- Work to complete
Pick out every line in the data below that holds "software".

===== Exercise materials

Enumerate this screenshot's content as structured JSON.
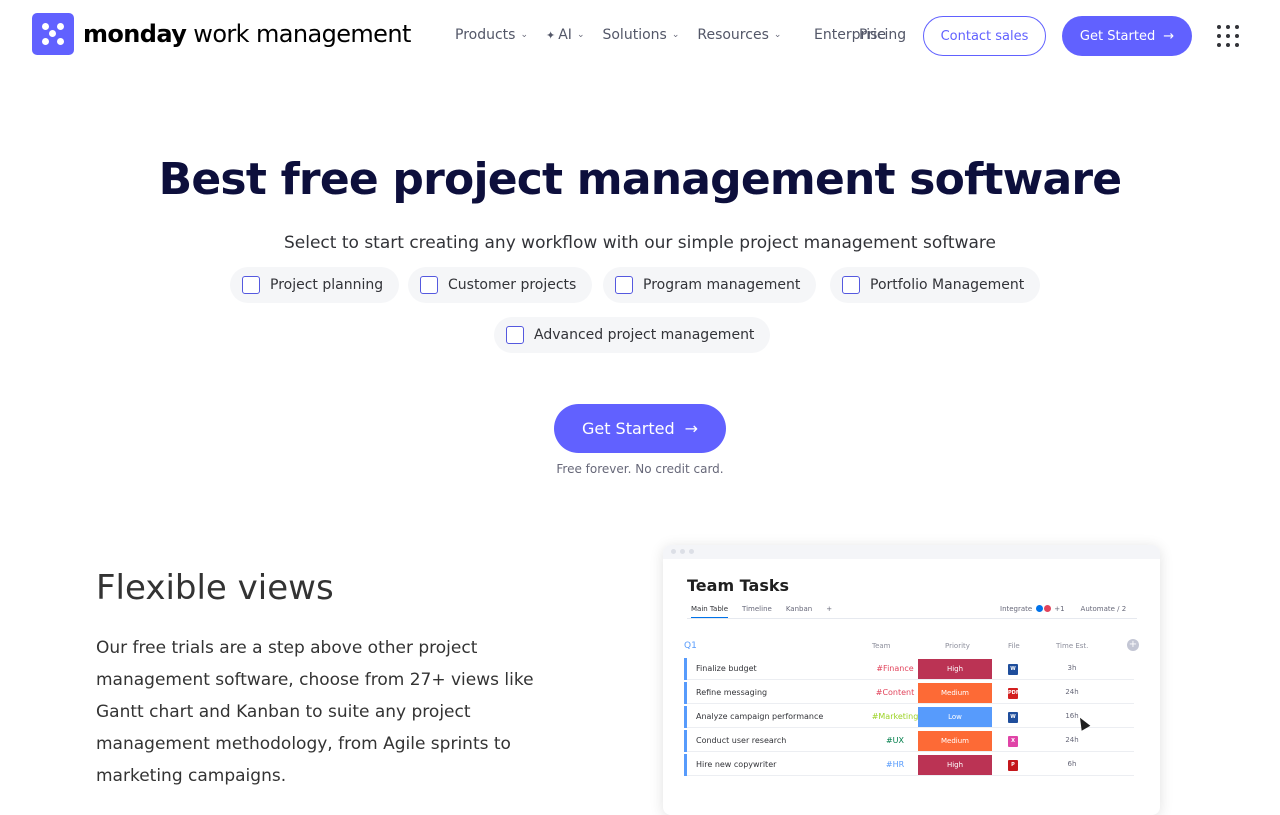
{
  "nav": {
    "logo_bold": "monday",
    "logo_rest": " work management",
    "items": [
      {
        "label": "Products"
      },
      {
        "label": "AI"
      },
      {
        "label": "Solutions"
      },
      {
        "label": "Resources"
      }
    ],
    "enterprise": "Enterprise",
    "pricing": "Pricing",
    "contact_sales": "Contact sales",
    "get_started": "Get Started"
  },
  "hero": {
    "title": "Best free project management software",
    "subtitle": "Select to start creating any workflow with our simple project management software",
    "options": [
      {
        "label": "Project planning",
        "checked": false
      },
      {
        "label": "Customer projects",
        "checked": false
      },
      {
        "label": "Program management",
        "checked": false
      },
      {
        "label": "Portfolio Management",
        "checked": false
      },
      {
        "label": "Advanced project management",
        "checked": false
      }
    ],
    "cta": "Get Started",
    "note": "Free forever. No credit card."
  },
  "feature": {
    "title": "Flexible views",
    "text": "Our free trials are a step above other project management software, choose from 27+ views like Gantt chart and Kanban to suite any project management methodology, from Agile sprints to marketing campaigns."
  },
  "mockup": {
    "title": "Team Tasks",
    "tabs": [
      "Main Table",
      "Timeline",
      "Kanban",
      "+"
    ],
    "right_tools": [
      "Integrate",
      "+1",
      "Automate / 2"
    ],
    "group": "Q1",
    "columns": {
      "team": "Team",
      "priority": "Priority",
      "file": "File",
      "time": "Time Est."
    },
    "rows": [
      {
        "name": "Finalize budget",
        "team": "#Finance",
        "team_color": "#e2445c",
        "priority": "High",
        "priority_color": "#bb3354",
        "file": "W",
        "file_color": "#1f4e9c",
        "time": "3h"
      },
      {
        "name": "Refine messaging",
        "team": "#Content",
        "team_color": "#e2445c",
        "priority": "Medium",
        "priority_color": "#fd6a36",
        "file": "PDF",
        "file_color": "#d31f1f",
        "time": "24h"
      },
      {
        "name": "Analyze campaign performance",
        "team": "#Marketing",
        "team_color": "#9cd326",
        "priority": "Low",
        "priority_color": "#579bfc",
        "file": "W",
        "file_color": "#1f4e9c",
        "time": "16h"
      },
      {
        "name": "Conduct user research",
        "team": "#UX",
        "team_color": "#037f4c",
        "priority": "Medium",
        "priority_color": "#fd6a36",
        "file": "X",
        "file_color": "#e044a7",
        "time": "24h"
      },
      {
        "name": "Hire new copywriter",
        "team": "#HR",
        "team_color": "#579bfc",
        "priority": "High",
        "priority_color": "#bb3354",
        "file": "P",
        "file_color": "#c4171c",
        "time": "6h"
      }
    ]
  },
  "colors": {
    "brand": "#6161ff",
    "heading": "#0d0f3c"
  }
}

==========

- Result of this exercise
    "title": "Best free project management software",
    "subtitle": "Select to start creating any workflow with our simple project management software",
    "text": "Our free trials are a step above other project management software, choose from 27+ views like Gantt chart and Kanban to suite any project management methodology, from Agile sprints to marketing campaigns."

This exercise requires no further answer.